1996 Sine Qua Non Against the Wall - served 1 hour after decanting. A little chalky on the first whiff, kinda dirty. Unfortunately this never went away for the rest of the evening. A little savory mineral, then showed coconut and vanilla oak. Later on more savory again with soy sauce. Very smooth on the palate. Second pour showing some cooked fruit, a little more smoky and a little leather. Unfortunately this probably suffered from some bottle shock as it was only allowed to rest for 2 days after a flight.
2006 Sine Qua Non The Raven No. 1 Grenache– served 1½ hours after decanting. Soooo powerful, so sweet and rich. The alcohol was so sharp it burned the hairs of one’s nose. Minty and a little dried herbs on top of the sweet fruit, like a young Bonneau one would taste in the master’s cellar, but cleaner. Almost a little pine needle with black pepper. Love how it tastes on the palate. A little coffee after 2 ½ hours and still really sweet. An amazing wine.
2006 Sine Qua Non The Raven No. 3 Syrah– served almost 2 hours after decanting. Lots of iron, ripe and sweet fruit. Amazingly minty with herbs, incredibly almost seemed like cool fruit. Totally awesome. After 3 hours showed some mocha. A monumental wine that begs to be aged for another few decades.
This was such a fun evening! The food was delicious and extremely good value. The wines… well, there’s never any doubt to me that the Krankls make incredible wines, and if it weren’t for the ’96 Against the Wall, it would have been a perfect lineup tonight. I look forward to drinking H-man’s 2006s in 10 years time!

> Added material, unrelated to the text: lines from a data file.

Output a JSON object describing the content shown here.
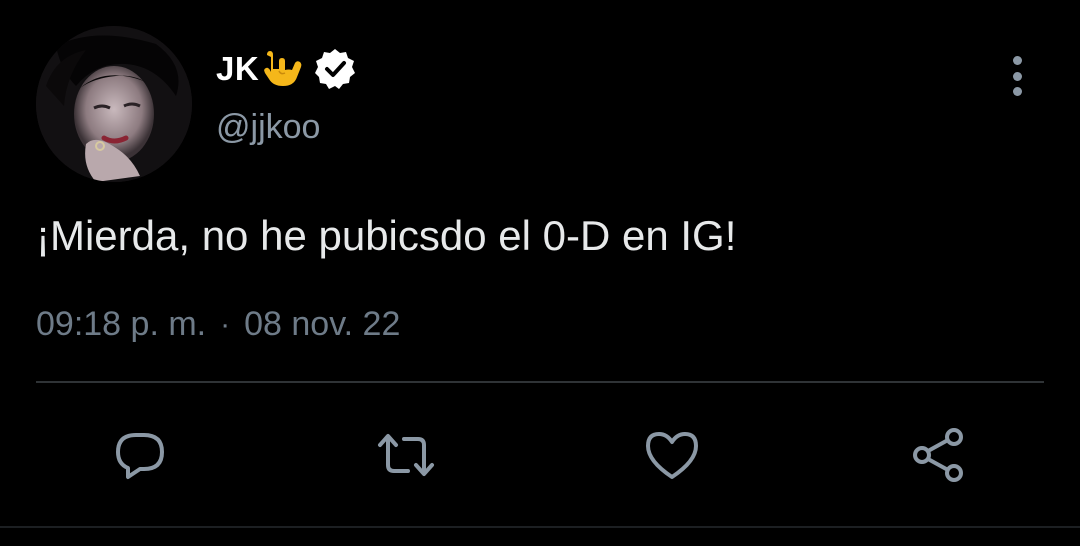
{
  "tweet": {
    "display_name": "JK",
    "handle": "@jjkoo",
    "text": "¡Mierda, no he pubicsdo el 0-D en IG!",
    "time": "09:18 p. m.",
    "separator": "·",
    "date": "08 nov. 22",
    "name_emoji_icon": "rock-on-hand-icon",
    "verified_icon": "verified-badge-icon"
  },
  "actions": [
    {
      "icon": "reply-icon"
    },
    {
      "icon": "retweet-icon"
    },
    {
      "icon": "like-icon"
    },
    {
      "icon": "share-icon"
    }
  ],
  "colors": {
    "background": "#000000",
    "primary_text": "#e7e9ea",
    "secondary_text": "#8b98a5",
    "emoji_yellow": "#f5b71a",
    "divider": "#2f3336"
  }
}
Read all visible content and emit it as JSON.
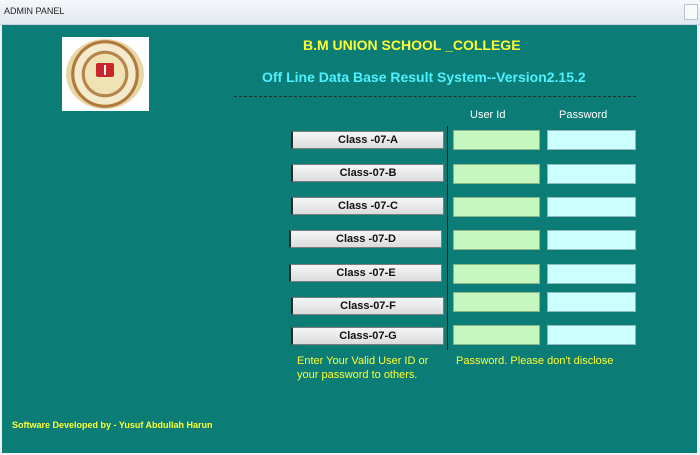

I try to fit in a tempura (天ぷら) meal every time I’m in Japan, and this trip I decided to check out Fukamachi (深町), which have themselves a little macaron. The location was pretty convenient and we ended up there for the second half of the lunch session.
They open for lunch from 11:30 a.m. to 1:30 p.m. Arriving at 12:30 p.m. gave us less than 1 hour for lunch, and the staff asked to make sure that we were OK with finishing a little earlier. Psychologically I felt a little rushed from the start.
I chose the most extensive menu, which gives you 2 prawns, 3 different types of fish, 5 types of veg, and a bowl of rice topped with a prawn cake. Pricing-wise, the addition of the prawn cake over rice costs an additional JPY 2,000… which seems kinda steep to me.
Prawn heads– two prawn heads arrive to tell us that the tails are coming next.
Icefish (白魚)– I nicked a few of these from my friend who opted out of prawns.
Prawn (車海老)– second piece.
Japanese angelica shoots (たらの芽)
Butterbur bud (蕗の薹)– a huge one, curiously served whole. I took it in one bite and had a little trouble chewing on it. Bitter as expected.
Japanese sillago (鱚)
Bamboo shoot (筍)– from Kyoto (京都). Very young and sweet, nice crunch.
Scallop (帆立貝) – very, very nicely done. Mi-cuit!
Lily bulb (百合根)– took a piece from Hello Kitty.
Shiitake mushroom (椎茸)
Green asparagus (アスパラ)– very nice as it’s in season.
White asparagus (白アスパラ)– stole a section from Hello Kitty. Very, very nice.
Conger eel (穴子)– pretty good.
Tencha (天茶) - we had a choice and I would always pick this option. The kakiage (かき揚げ) is served over rice ochatsuke (お茶漬け) style.
Apple sorbet (りんごシャーベト)– pretty nice, actually.
We managed to finish just around 1:30 p.m., but it wasn’t a pleasant experience. The ventilation was poor and I walked out smelling like I’ve been deep-fried. And there were times when a second piece was placed in front of me before I had a chance to pick up the previous item. So in that sense, it’s a little like being at Tempura Kondo (てんぷら 近藤)... and that's not a place I would return to anytime soon.
P.S. Hello Kitty took the vegetarian option and was very happy with her meal of fresh, seasonal vegetables.